– Clara Hughes, six-time Winter and Summer Olympic medalist
– Bryan Q. Miller, writer for Batgirl and Smallville
– Jessica Watson, author of True Spirit: The True Story of a 16-Year-Old Australian Who Sailed Solo, Nonstop, and Unassisted Around the World
– Hayley Wickenheiser, Olympic gold medalist and World Champion in ice hockey
– Mike Bruen, NYPD sergeant-on-duty at Ground Zero
– Kelly Sue DeConnick, comic book writer for Captain Marvel and Avengers Assemble
– Yuriko Romer, filmmaker (Mrs. Judo: Be Strong, Be Gentle, Be Beautiful)
– Nicole Stott, NASA astronaut and engineer
– Christie Nicholson, contributing editor at Scientific American and SmartPlanet
Project Superhero is all of this wrapped in a package of a lot of comic book history with a dash of science, history, and language lessons. It’s also delightfully illustrated by Kris Pearn, who co-directed Cloudy With a Chance of Meatballs 2.
Though described as for 8- to 12-year-olds and perfectly appropriate for that audience, some of the heavier topics (9/11, friends in the hospital, dealing with medical issues like depression and insulin injections) may warrant a parental pre-read before giving it to the younger end. (You know your kids the best.) I’ll be happy to hand it over to my 9-year-old comic book fan.
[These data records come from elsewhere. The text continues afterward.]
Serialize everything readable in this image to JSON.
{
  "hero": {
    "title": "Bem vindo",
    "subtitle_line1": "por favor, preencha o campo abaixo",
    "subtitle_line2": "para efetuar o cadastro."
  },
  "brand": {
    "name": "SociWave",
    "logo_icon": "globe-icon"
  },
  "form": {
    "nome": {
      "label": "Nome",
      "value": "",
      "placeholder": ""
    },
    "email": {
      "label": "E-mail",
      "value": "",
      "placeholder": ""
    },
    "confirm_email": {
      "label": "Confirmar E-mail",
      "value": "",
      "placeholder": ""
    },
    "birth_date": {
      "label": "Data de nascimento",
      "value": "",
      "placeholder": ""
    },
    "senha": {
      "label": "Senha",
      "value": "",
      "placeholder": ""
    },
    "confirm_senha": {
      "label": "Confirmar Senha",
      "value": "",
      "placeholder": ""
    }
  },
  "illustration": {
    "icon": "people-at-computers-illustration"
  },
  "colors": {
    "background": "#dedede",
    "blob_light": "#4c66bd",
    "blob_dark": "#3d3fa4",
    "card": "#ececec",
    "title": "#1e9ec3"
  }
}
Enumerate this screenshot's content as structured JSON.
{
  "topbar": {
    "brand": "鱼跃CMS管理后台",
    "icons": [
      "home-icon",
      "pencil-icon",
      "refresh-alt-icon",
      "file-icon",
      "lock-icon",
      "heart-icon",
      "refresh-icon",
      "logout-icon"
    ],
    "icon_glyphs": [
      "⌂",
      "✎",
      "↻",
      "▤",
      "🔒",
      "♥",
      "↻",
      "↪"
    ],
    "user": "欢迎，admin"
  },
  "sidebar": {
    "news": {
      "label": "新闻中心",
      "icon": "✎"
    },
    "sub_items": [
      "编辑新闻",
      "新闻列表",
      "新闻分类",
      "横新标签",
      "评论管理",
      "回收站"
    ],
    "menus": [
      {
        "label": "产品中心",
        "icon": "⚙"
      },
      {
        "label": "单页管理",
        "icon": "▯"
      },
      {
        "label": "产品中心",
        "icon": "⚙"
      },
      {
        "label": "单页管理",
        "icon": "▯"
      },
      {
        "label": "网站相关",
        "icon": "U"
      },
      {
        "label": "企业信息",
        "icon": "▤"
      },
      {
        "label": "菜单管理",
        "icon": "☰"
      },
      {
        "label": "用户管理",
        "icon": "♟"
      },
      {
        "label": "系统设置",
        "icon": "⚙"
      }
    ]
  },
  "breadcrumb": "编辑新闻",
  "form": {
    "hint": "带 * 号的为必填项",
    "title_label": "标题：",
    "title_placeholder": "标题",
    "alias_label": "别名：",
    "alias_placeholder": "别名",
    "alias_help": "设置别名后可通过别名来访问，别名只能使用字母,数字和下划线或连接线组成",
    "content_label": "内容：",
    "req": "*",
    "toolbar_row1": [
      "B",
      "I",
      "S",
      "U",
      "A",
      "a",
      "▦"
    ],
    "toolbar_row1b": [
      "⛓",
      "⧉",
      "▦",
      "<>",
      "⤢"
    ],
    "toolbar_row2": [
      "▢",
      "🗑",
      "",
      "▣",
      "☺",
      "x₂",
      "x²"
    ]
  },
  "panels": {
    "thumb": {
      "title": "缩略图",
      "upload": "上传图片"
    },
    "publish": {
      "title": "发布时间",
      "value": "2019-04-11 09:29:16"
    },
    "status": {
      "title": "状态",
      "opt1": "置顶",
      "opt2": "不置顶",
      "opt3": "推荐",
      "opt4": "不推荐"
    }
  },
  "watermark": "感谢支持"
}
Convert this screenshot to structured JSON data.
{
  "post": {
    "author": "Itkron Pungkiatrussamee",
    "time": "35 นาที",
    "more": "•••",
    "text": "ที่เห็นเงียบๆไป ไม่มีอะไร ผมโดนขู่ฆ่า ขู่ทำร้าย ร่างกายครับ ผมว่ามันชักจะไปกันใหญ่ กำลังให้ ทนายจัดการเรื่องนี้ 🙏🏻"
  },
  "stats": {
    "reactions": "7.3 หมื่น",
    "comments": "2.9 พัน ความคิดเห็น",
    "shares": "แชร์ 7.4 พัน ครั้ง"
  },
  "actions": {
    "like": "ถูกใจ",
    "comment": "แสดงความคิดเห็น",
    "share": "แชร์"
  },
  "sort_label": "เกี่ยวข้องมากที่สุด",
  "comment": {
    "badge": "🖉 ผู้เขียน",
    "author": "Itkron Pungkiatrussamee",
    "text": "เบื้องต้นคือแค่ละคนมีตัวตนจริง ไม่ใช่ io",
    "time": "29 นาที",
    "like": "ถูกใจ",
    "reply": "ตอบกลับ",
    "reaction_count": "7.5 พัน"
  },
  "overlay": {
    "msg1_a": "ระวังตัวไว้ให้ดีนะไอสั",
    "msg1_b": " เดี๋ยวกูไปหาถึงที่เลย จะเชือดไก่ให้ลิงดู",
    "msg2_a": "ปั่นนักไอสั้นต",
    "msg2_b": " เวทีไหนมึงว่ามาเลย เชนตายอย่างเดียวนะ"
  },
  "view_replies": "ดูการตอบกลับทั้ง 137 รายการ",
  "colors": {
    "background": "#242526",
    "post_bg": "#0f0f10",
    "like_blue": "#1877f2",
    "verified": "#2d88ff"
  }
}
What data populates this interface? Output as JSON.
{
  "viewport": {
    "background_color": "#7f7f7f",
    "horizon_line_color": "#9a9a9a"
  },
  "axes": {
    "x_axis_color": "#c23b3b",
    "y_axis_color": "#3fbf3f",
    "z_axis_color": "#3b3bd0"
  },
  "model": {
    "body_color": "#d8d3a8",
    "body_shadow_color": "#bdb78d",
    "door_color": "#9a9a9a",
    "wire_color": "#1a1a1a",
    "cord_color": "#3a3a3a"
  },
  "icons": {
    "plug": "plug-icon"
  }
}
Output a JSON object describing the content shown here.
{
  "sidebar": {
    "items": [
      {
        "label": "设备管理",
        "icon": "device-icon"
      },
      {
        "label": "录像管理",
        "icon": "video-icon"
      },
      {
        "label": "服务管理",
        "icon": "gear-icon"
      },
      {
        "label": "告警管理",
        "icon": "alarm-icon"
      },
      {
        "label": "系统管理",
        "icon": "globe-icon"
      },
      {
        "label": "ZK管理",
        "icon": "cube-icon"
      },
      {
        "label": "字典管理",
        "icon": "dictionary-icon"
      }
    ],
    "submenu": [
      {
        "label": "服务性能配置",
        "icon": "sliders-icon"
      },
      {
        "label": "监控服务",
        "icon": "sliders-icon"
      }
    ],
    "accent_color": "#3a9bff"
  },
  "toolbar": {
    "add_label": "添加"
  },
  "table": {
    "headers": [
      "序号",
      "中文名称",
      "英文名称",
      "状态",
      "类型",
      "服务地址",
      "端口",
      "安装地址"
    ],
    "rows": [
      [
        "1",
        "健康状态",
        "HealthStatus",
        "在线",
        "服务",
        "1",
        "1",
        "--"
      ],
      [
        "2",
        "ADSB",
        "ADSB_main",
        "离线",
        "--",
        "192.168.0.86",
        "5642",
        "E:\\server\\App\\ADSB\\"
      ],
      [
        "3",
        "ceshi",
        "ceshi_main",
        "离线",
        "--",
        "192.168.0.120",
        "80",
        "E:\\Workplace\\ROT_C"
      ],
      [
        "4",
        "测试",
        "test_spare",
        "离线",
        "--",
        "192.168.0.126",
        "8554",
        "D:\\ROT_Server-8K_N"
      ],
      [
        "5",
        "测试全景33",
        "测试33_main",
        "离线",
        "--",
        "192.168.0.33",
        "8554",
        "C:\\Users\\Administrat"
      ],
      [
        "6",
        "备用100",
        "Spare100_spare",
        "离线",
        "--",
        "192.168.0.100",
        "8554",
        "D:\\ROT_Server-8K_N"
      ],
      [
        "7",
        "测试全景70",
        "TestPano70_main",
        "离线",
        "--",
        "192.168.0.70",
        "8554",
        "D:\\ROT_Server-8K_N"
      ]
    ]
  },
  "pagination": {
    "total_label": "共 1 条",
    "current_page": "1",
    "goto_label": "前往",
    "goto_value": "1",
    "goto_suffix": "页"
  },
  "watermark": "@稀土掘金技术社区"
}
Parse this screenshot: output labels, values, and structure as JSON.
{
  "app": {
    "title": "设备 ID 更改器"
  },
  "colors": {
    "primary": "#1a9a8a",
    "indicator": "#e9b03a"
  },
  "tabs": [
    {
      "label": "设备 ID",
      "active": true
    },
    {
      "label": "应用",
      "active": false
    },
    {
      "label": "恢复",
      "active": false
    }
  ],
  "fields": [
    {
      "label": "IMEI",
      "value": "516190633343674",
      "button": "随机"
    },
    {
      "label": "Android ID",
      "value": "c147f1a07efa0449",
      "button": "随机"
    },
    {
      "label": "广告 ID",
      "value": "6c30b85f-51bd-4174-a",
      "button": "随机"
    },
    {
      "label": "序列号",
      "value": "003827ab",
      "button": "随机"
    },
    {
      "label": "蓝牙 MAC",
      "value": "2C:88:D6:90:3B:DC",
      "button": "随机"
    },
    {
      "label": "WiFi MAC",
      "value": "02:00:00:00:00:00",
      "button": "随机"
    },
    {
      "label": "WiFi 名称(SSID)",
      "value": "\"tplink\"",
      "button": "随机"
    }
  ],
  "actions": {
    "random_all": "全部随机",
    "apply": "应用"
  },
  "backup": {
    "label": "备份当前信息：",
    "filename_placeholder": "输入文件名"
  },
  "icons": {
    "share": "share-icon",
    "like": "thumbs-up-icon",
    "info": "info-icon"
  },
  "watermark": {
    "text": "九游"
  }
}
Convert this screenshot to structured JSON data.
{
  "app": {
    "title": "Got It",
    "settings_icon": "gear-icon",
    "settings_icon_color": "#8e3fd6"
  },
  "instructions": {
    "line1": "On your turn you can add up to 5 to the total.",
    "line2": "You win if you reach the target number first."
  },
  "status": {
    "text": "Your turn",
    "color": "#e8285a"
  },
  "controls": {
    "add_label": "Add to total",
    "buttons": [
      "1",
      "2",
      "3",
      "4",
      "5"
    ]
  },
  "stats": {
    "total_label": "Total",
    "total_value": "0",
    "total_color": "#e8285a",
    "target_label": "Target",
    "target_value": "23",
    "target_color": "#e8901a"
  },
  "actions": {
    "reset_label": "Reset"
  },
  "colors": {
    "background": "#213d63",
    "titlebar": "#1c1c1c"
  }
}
GeekMom received a PDF of Project Superhero for review.